back to the bell.
The kettlebell. Ever heard of such a thing?
That is my own kettlebell, in its 15-pound glory. I can’t lift any more than that at this current moment. I first heard of the kettlebell several years ago, from friends who exercised with it religiously, but I didn’t ever try it until exactly a year ago (thanks for teaching me how to use it, Andi!). A kettlebell is, according to Wikipedia, “a cast iron weight (resembling a cannonball with a handle) used to perform ballistic exercises that combine cardiovascular, strength and flexibility training.” Also, “unlike traditional dumbbells, the kettlebell’s center of mass is extended beyond the hand, similar to Indian clubs or ishi sashi. This necessitates ballistic and swinging movements.By their nature, typical kettlebell exercises build strength and endurance, particularly in the lower back, legs, and shoulders, and increase grip strength.The basic movements, such as the swing, snatch, and the clean and jerk, engage the entire body at once,and in a way that mimics real world activities such as shoveling or farm work.”
According to this website, Diets in Review, “kettlebells are a great total body workout that improve muscle tone and reduce body fat.” Benefits of kettlebells for women are:
- Reduce body fat
- Firm entire upper body
- Firm entire lower body
- Improve core stability
- Improve balance and coordination
- Increase energy levels
- Increase bone density
- Improve circulation
- Improve sleep
- Increase self-esteem
WebMD and Livestrong also have some good articles about the benefits of kettlebells. Apparently, one study claimed that doing a 20-minute kettlebell workout burned approx. 400 calories and is roughly equivalent to doing a 6-minute mile. Can you believe that?!
Anyway, I’ve known for a good long while now that strength-training is really good for you, but I just get intimidated going to the gym to lift weights. When I talked to my friend Andi about this, she suggested using kettlebells not only for strength-training but to improve my running. Within a year, my running has improved immensely – due to running consistently and safely, eating well and using kettlebells. However, I’ve gotten away from doing it these last 4-5 months. Today, after work, I started it up again. I hope to do my kettlebell workout at least 2x a week, when I am not running.

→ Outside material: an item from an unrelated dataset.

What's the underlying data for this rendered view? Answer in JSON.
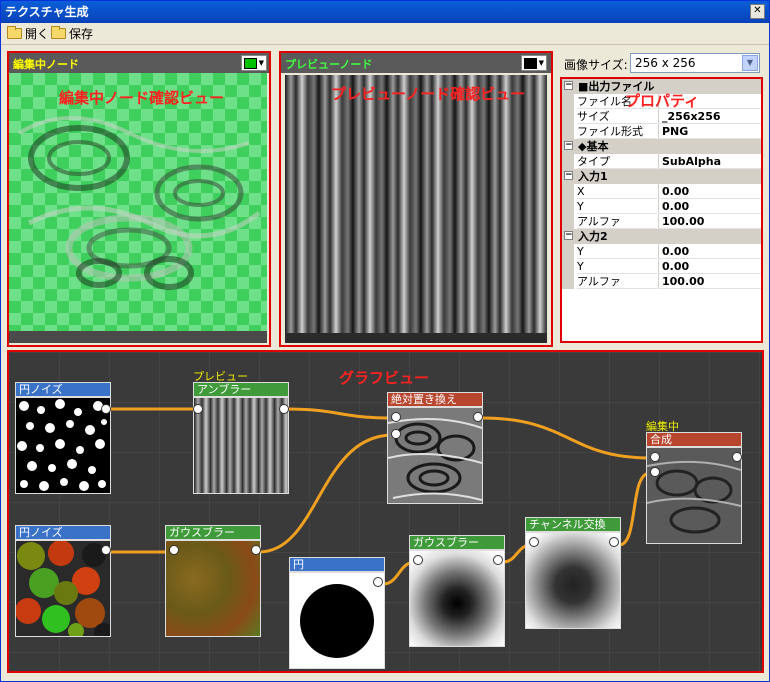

3 sets of 20 reps, 5 exercises. Four of them are here posted below. I couldn’t find the last exercise that I do, which is a one-handed swing thing of sorts. It’s a lot of squats at the same time, so if I calculate this correctly, I did 300 squats total. Yep. My thighs are feeling it right now.
snatch push & pull press
Like I said above, I use a 15 pound kettlebell. I remember buying a 7 pound one a year and a half ago, and it came with a DVD. I tried the DVD but I was really nervous that I wasn’t doing it properly so I stopped using it. I didn’t want to injure myself. Then Andi showed me how to use a 15-lb weight. I was glad for this because Andi is so knowledgeable about the kettlebell (and she’s also an AMAZING runner, like blazing fast) so I knew I was doing the exercises properly. Oddly enough, the heavier weight I used, my form improved as opposed to when I used the rinky-dink 7-lb weight. I think this is because I couldn’t just sling the kettlebell around. It’s pretty heavy for me, but doable. In fact, I think I might be ready to move up to the next weight level (20 lbs) for a new challenge to my muscles, or I may just add a couple of new exercises. I might do that instead, after a few months – more budget friendly (a kettlebell can be pretty pricey).
Friends, I highly recommend giving kettlebells a try. Check with your doctor to make sure that this is an okay workout for you to attempt and have someone show you how to do the movements properly or even attend a kettlebells class at your local gym, to prevent injuries. You won’t regret it. It’s an amazing workout, you don’t need to leave your house or apartment to do it, and you will see results in about a month or so (at least, I have, with my legs and arms). This isn’t a light workout, though it is pretty low-impact compared to running, because you will sweat buckets. Like me.